I shouldn’t have taken those words to heart. Well, this diagnosis isn’t a life sentence of misery. It’s been a wake-up call, a restart and a promise to myself for a happier and healthy life.
The adventure continues……meeting Doc Lopez and Hot Doctor.Trust me you’ll want to meet Hot Doctor.
I wonder if he likes pumpkin bars?
We’re on a roll. Life is sweet.
All this made with LOVE!
Jayne (aka The No Sugar Baker!)
No Sugar Baker Pumpkin Bars (Always been a treat to me!)
1 regular size can of pumpkin Puree
½ C. melted butter
6 T. whipped cream cheese

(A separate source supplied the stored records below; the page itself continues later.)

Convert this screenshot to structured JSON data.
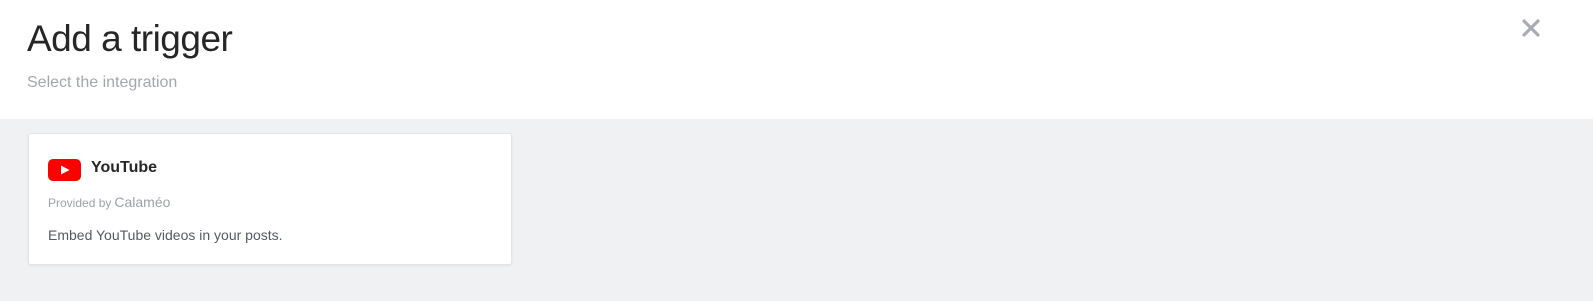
{
  "header": {
    "title": "Add a trigger",
    "subtitle": "Select the integration",
    "close_icon": "close-icon"
  },
  "integrations": [
    {
      "icon": "youtube-logo-icon",
      "name": "YouTube",
      "provided_by_prefix": "Provided by",
      "provider": "Calaméo",
      "description": "Embed YouTube videos in your posts.",
      "brand_color": "#ff0000"
    }
  ],
  "colors": {
    "header_bg": "#ffffff",
    "body_bg": "#f0f1f3",
    "title": "#262626",
    "subtitle": "#a3a7ad",
    "close_icon": "#a9abb0"
  }
}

2 large eggs
1 t. vanilla extract
1 C. almond or coconut flour
½ C. Swerve granular
2 t. baking powder
1 t. cinnamon
1 t. nutmeg
Pinch of salt
Mix the first five ingredients in large bowl. Mix in separate smaller bowl, flour, Swerve, baking powder, cinnamon, nutmeg and salt. Combine with pumpkin mixture. Mix well. Pour into 9×9 prepared baking pan. Bake at 350 for 30 minutes.
Top Bars When Cooled with Yummy Cream Cheese Frosting
8 oz cream cheese (room temperature)
¾ C Swerve confectioners
2 t. vanilla extract
2 T heavy whipping cream